What was the total population, including men, woman, and children, of the children of Israel at the time of the giving of the Torah on Mount Sinai?

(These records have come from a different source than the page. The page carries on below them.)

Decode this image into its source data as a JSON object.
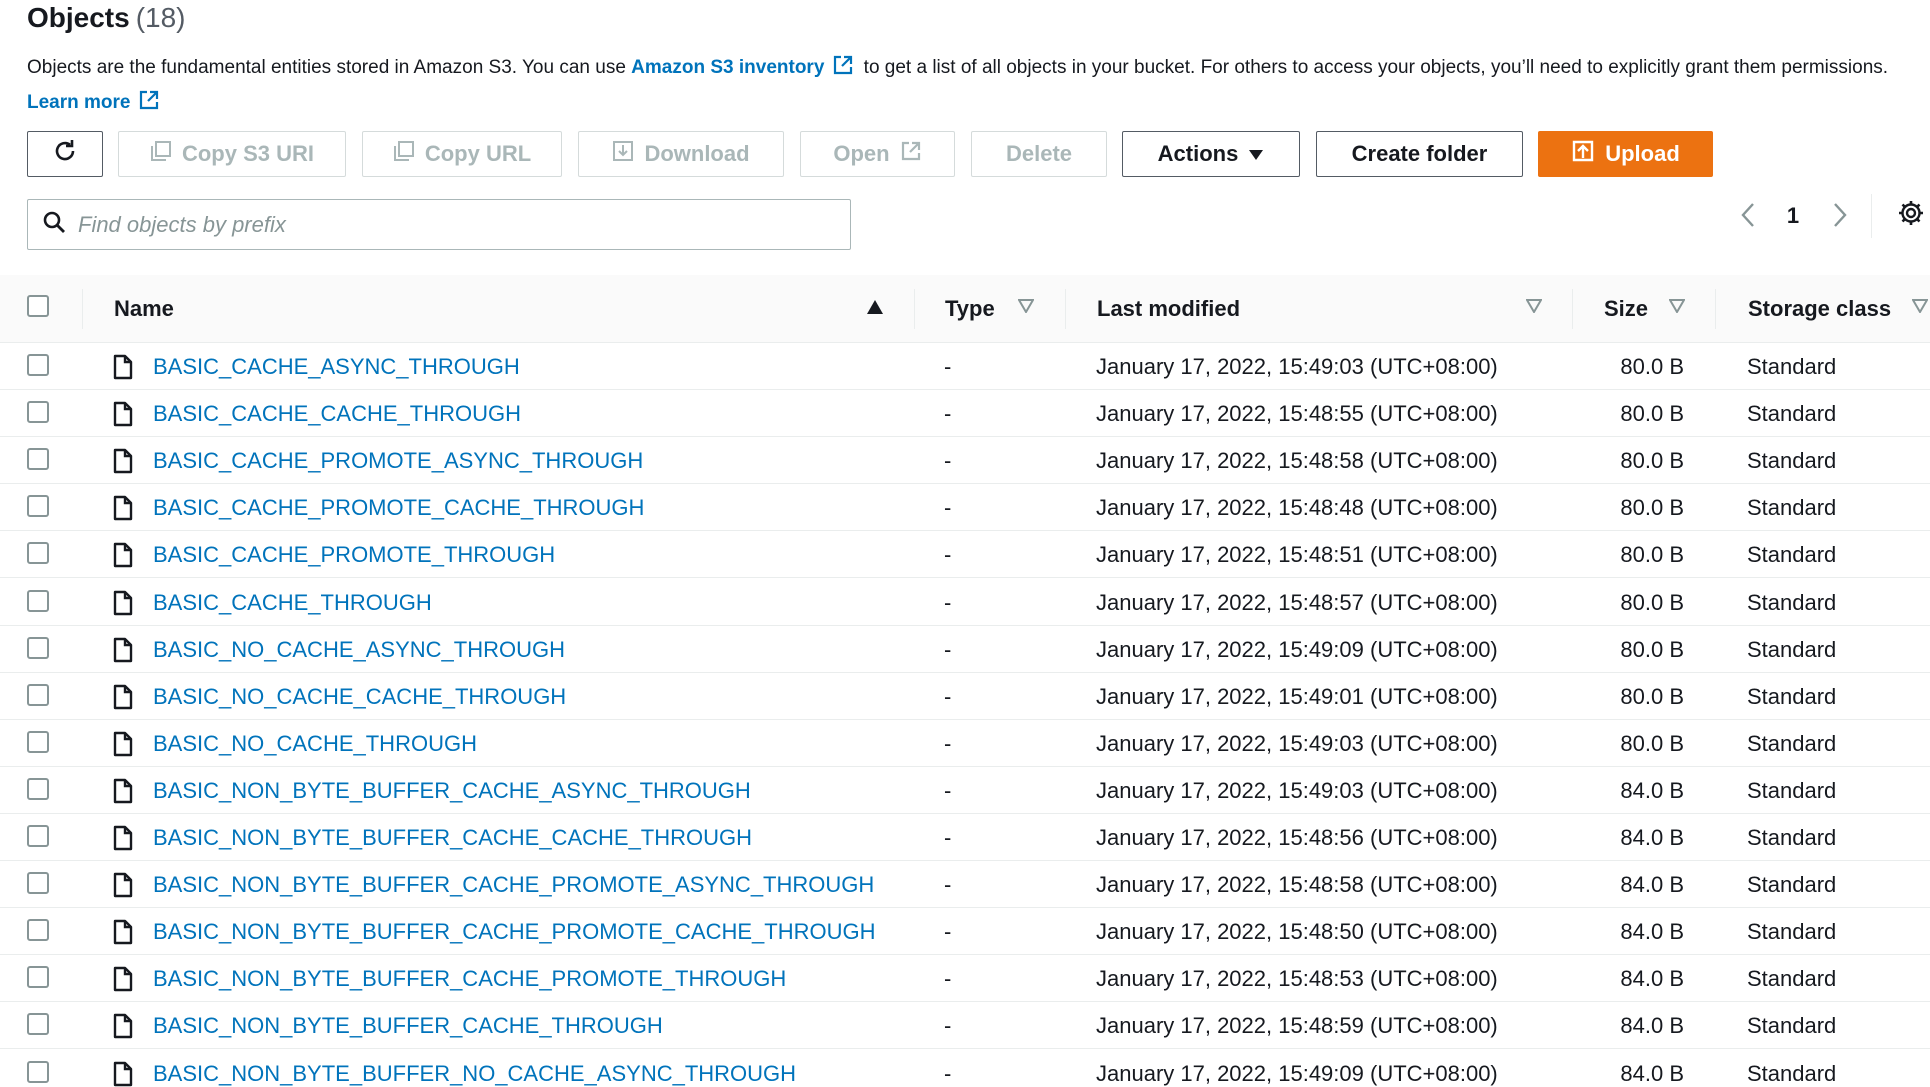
{
  "header": {
    "title": "Objects",
    "count": "(18)"
  },
  "description": {
    "part1": "Objects are the fundamental entities stored in Amazon S3. You can use ",
    "inventory_link": "Amazon S3 inventory",
    "part2": " to get a list of all objects in your bucket. For others to access your objects, you’ll need to explicitly grant them permissions. ",
    "learn_more": "Learn more"
  },
  "toolbar": {
    "copy_s3_uri": "Copy S3 URI",
    "copy_url": "Copy URL",
    "download": "Download",
    "open": "Open",
    "delete": "Delete",
    "actions": "Actions",
    "create_folder": "Create folder",
    "upload": "Upload"
  },
  "search": {
    "placeholder": "Find objects by prefix"
  },
  "pagination": {
    "page": "1"
  },
  "columns": {
    "name": "Name",
    "type": "Type",
    "last_modified": "Last modified",
    "size": "Size",
    "storage_class": "Storage class"
  },
  "colors": {
    "link": "#0073bb",
    "primary": "#ec7211",
    "border": "#aab7b8",
    "disabled": "#aab7b8"
  },
  "icons": [
    "refresh-icon",
    "copy-icon",
    "download-icon",
    "external-link-icon",
    "caret-down-icon",
    "upload-icon",
    "search-icon",
    "chevron-left-icon",
    "chevron-right-icon",
    "gear-icon",
    "sort-ascending-icon",
    "sort-descending-icon",
    "file-icon"
  ],
  "rows": [
    {
      "name": "BASIC_CACHE_ASYNC_THROUGH",
      "type": "-",
      "last_modified": "January 17, 2022, 15:49:03 (UTC+08:00)",
      "size": "80.0 B",
      "storage_class": "Standard"
    },
    {
      "name": "BASIC_CACHE_CACHE_THROUGH",
      "type": "-",
      "last_modified": "January 17, 2022, 15:48:55 (UTC+08:00)",
      "size": "80.0 B",
      "storage_class": "Standard"
    },
    {
      "name": "BASIC_CACHE_PROMOTE_ASYNC_THROUGH",
      "type": "-",
      "last_modified": "January 17, 2022, 15:48:58 (UTC+08:00)",
      "size": "80.0 B",
      "storage_class": "Standard"
    },
    {
      "name": "BASIC_CACHE_PROMOTE_CACHE_THROUGH",
      "type": "-",
      "last_modified": "January 17, 2022, 15:48:48 (UTC+08:00)",
      "size": "80.0 B",
      "storage_class": "Standard"
    },
    {
      "name": "BASIC_CACHE_PROMOTE_THROUGH",
      "type": "-",
      "last_modified": "January 17, 2022, 15:48:51 (UTC+08:00)",
      "size": "80.0 B",
      "storage_class": "Standard"
    },
    {
      "name": "BASIC_CACHE_THROUGH",
      "type": "-",
      "last_modified": "January 17, 2022, 15:48:57 (UTC+08:00)",
      "size": "80.0 B",
      "storage_class": "Standard"
    },
    {
      "name": "BASIC_NO_CACHE_ASYNC_THROUGH",
      "type": "-",
      "last_modified": "January 17, 2022, 15:49:09 (UTC+08:00)",
      "size": "80.0 B",
      "storage_class": "Standard"
    },
    {
      "name": "BASIC_NO_CACHE_CACHE_THROUGH",
      "type": "-",
      "last_modified": "January 17, 2022, 15:49:01 (UTC+08:00)",
      "size": "80.0 B",
      "storage_class": "Standard"
    },
    {
      "name": "BASIC_NO_CACHE_THROUGH",
      "type": "-",
      "last_modified": "January 17, 2022, 15:49:03 (UTC+08:00)",
      "size": "80.0 B",
      "storage_class": "Standard"
    },
    {
      "name": "BASIC_NON_BYTE_BUFFER_CACHE_ASYNC_THROUGH",
      "type": "-",
      "last_modified": "January 17, 2022, 15:49:03 (UTC+08:00)",
      "size": "84.0 B",
      "storage_class": "Standard"
    },
    {
      "name": "BASIC_NON_BYTE_BUFFER_CACHE_CACHE_THROUGH",
      "type": "-",
      "last_modified": "January 17, 2022, 15:48:56 (UTC+08:00)",
      "size": "84.0 B",
      "storage_class": "Standard"
    },
    {
      "name": "BASIC_NON_BYTE_BUFFER_CACHE_PROMOTE_ASYNC_THROUGH",
      "type": "-",
      "last_modified": "January 17, 2022, 15:48:58 (UTC+08:00)",
      "size": "84.0 B",
      "storage_class": "Standard"
    },
    {
      "name": "BASIC_NON_BYTE_BUFFER_CACHE_PROMOTE_CACHE_THROUGH",
      "type": "-",
      "last_modified": "January 17, 2022, 15:48:50 (UTC+08:00)",
      "size": "84.0 B",
      "storage_class": "Standard"
    },
    {
      "name": "BASIC_NON_BYTE_BUFFER_CACHE_PROMOTE_THROUGH",
      "type": "-",
      "last_modified": "January 17, 2022, 15:48:53 (UTC+08:00)",
      "size": "84.0 B",
      "storage_class": "Standard"
    },
    {
      "name": "BASIC_NON_BYTE_BUFFER_CACHE_THROUGH",
      "type": "-",
      "last_modified": "January 17, 2022, 15:48:59 (UTC+08:00)",
      "size": "84.0 B",
      "storage_class": "Standard"
    },
    {
      "name": "BASIC_NON_BYTE_BUFFER_NO_CACHE_ASYNC_THROUGH",
      "type": "-",
      "last_modified": "January 17, 2022, 15:49:09 (UTC+08:00)",
      "size": "84.0 B",
      "storage_class": "Standard"
    }
  ]
}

We don’t know exactly, but the following rough estimate comes out to about 2,365,000: We know that the number of army aged men in that generation, ages 20-60, is 600,000 (Bamidbar 1, 45, and Bamidbar Rabba 1, 2). According to this average of 15,000 males born every year, plus the natural growth rate which increases every year, we can estimate that ages 0-20 is an additional 400,000. The life expectancy at the time was 70 but strong people lived until 80 (Tehillim 90, 10, note, this chapter was written in exactly that generation by Moshe and not David). Accordingly, if we figure that there were a little less than 15,000 males a year ages 60-70 (say 130,000), even a little less 71 year olds, a little less 72 year olds, and so forth until 80, that would add about another 160,000 men, ages 60-80. These numbers do not count the men of Levi, who we know that counting all ages, numbered 22,000 men (Bamidbar 3, 39). Accordingly, 600,000 + 400,000 + 160,000 + 22,000 = 1,182,000. For every male, we must count another female as well, which means 1,182,000 x 2= 2,364,000. [These numbers aren’t that surprising, for over 210 years in Egypt, when people married relatively young, that could easily amount to 10 generations (remember, there’s a lot of overlap). Only 70 men (+70 women) came down to Egypt (Shmot 1, 5), but the power system shows that even if 2 parents had 6 children who survived, that means that every generation triples itself. Accordingly, to figure out the logical increase of 10 generations, the computation is 3 (=triple) to the 10th power (=10 generations). If we are to use round numbers, that figures: 9; 27; 80; 240; 700; 2,000; 6,000; 18,000; 50,000 (to be exact: 59,049). If we multiply those 140 people who came down to Egypt x 59,000, we get 7,000,000- so the number mentioned in the Tanach isn’t surprising.] Rounding it out, there were between 2-2.5 million Jews who left Egypt during the Exodus and stood at Mount Sinai.